bishop and monk. Born in West Cork of an Ossory family, Ciarna went to Europe as a young man, was baptized and ordained. He returned to Ossory and settled at Seirkieran ( = Saighir) near Birr (Co. Offaly), first as a hermit, and later as abbot of a large monastery. He may have been consecrated bishop by Patrick.
Many legends are told of him, especially of his influence over wild animals. A wolf, a badger, and a fox together worked for him and his monks, helping them to cut woods and build huts. Eventually the fox stole Ciaran's shoes and fled to his lair. The wolf and the badger were charged by the saint to bring him back; the badger bound the fox from ear to tail and delivered him unwillingly. Ciaran reproved the fox, told him to fast and do penance like a monk, and to continue work as before.
Ciaran's monastery became the burial-place of the kings of Ossory; notable ruins remain. The site may have been pre-Christian; as in some other Irish sanctuaries, perpetual fire is said to have burnt there. His other site, the island of Cape Clear (Cork), was probably his hermitage at or near his birthplace. Here a ruined church and well survive of great antiquity. From medieval times this Ciaran was identified wrongly with the Cornish Piran; he must also be distinguished from his younger namesake, Ciaran of Clonmacnoise. Feast: 5 March.

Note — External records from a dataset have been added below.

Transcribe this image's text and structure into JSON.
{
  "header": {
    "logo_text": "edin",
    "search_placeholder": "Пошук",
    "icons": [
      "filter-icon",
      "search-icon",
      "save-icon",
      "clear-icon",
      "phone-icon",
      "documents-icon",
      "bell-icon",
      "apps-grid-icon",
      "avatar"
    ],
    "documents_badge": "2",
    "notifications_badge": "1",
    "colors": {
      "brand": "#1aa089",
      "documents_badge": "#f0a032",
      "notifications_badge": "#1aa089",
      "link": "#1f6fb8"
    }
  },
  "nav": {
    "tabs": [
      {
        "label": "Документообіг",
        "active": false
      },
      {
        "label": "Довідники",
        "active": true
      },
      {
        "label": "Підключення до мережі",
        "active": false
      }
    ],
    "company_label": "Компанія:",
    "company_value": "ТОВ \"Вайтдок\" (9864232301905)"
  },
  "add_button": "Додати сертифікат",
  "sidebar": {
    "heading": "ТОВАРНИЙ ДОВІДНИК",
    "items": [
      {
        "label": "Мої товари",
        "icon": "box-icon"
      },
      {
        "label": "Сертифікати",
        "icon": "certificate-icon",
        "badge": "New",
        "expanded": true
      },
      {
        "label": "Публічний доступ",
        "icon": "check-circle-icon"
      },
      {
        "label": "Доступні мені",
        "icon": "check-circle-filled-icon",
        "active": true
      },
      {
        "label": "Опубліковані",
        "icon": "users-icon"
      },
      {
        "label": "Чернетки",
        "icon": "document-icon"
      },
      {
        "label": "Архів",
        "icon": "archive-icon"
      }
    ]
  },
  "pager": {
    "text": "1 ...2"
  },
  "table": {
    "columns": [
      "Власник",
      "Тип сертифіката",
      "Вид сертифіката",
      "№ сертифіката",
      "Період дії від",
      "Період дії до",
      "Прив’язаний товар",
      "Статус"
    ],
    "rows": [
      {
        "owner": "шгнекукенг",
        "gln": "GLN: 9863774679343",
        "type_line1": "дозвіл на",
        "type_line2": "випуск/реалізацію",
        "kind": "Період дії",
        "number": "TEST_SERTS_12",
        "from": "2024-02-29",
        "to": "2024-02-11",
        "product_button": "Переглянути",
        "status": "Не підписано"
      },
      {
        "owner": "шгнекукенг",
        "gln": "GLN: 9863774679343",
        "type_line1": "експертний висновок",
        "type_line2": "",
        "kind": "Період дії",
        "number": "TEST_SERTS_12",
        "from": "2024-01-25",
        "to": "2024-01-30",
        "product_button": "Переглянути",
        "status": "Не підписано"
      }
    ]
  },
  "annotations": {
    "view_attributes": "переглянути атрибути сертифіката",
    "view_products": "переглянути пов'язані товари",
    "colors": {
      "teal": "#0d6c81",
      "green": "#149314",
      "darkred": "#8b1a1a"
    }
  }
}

W. W. Heist, Vitae Sanctorum Hiberniae (1965), pp. 346–52;P. Grosjean, ‘Vita S. Ciarani, Episcopi de Saighir’, Anal. Boll., lix (1941), 217–71, The Irish Saints, pp. 76–9.